A Minority South Ryukyuan Language of the Miyako Islands
Spoken on Kurima, a miniscule island in the Miyakojima municipality in Okinawa Prefecture, Japan, Kurima-Miyako is a South Ryukyuan topolect, a regional variant of the Miyako language. With most fluent speakers aged 80 or older and the island’s depopulation progressing, the topolect of Kurima faces imminent extinction, a reflection of a common pattern in the Ryukyus, whereupon the vernaculars of small islands and isolated remote areas have been facing multifold minorization for decades on the part of the dominant variety/varieties of the area (Shimoji and Hirara in the case of Kurima), Okinawan, and standard Japanese.

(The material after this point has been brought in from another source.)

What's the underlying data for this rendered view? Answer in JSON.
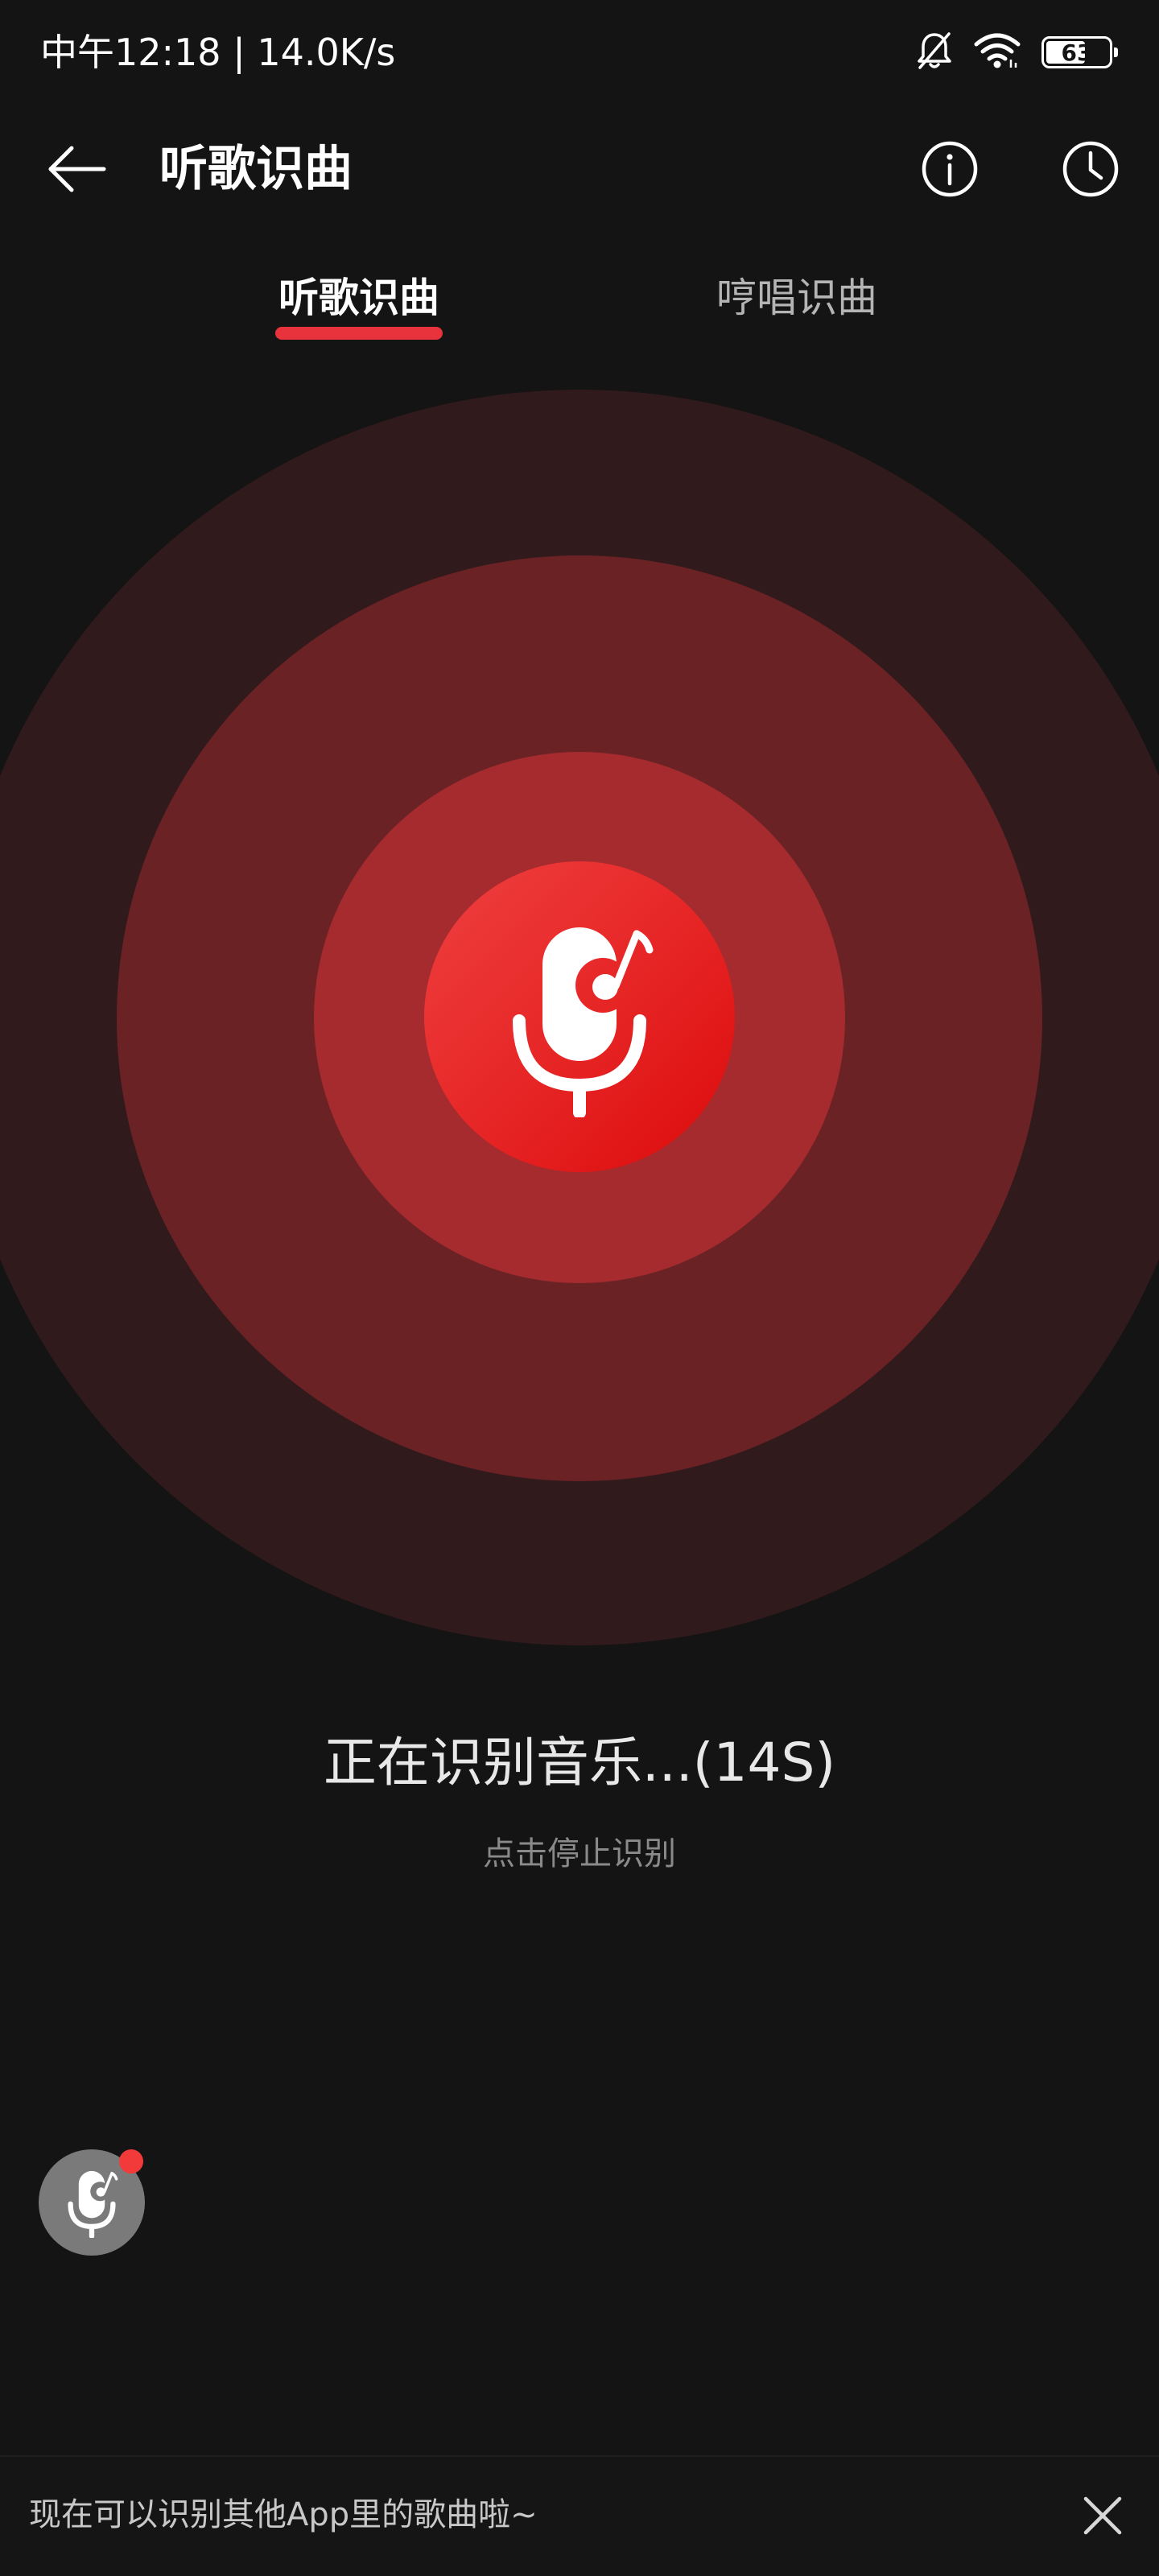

Responding to the urgent task of producing a comprehensive description while it still has native speakers, the present volume is the first ever attempt at a systemic presentation of the Kurima topolect in any language. It also uses comparative evidence from Ryukyuan and Mainland Japonic languages to provide new proto-language reconstructions and offer insights into the history of Japonic languages.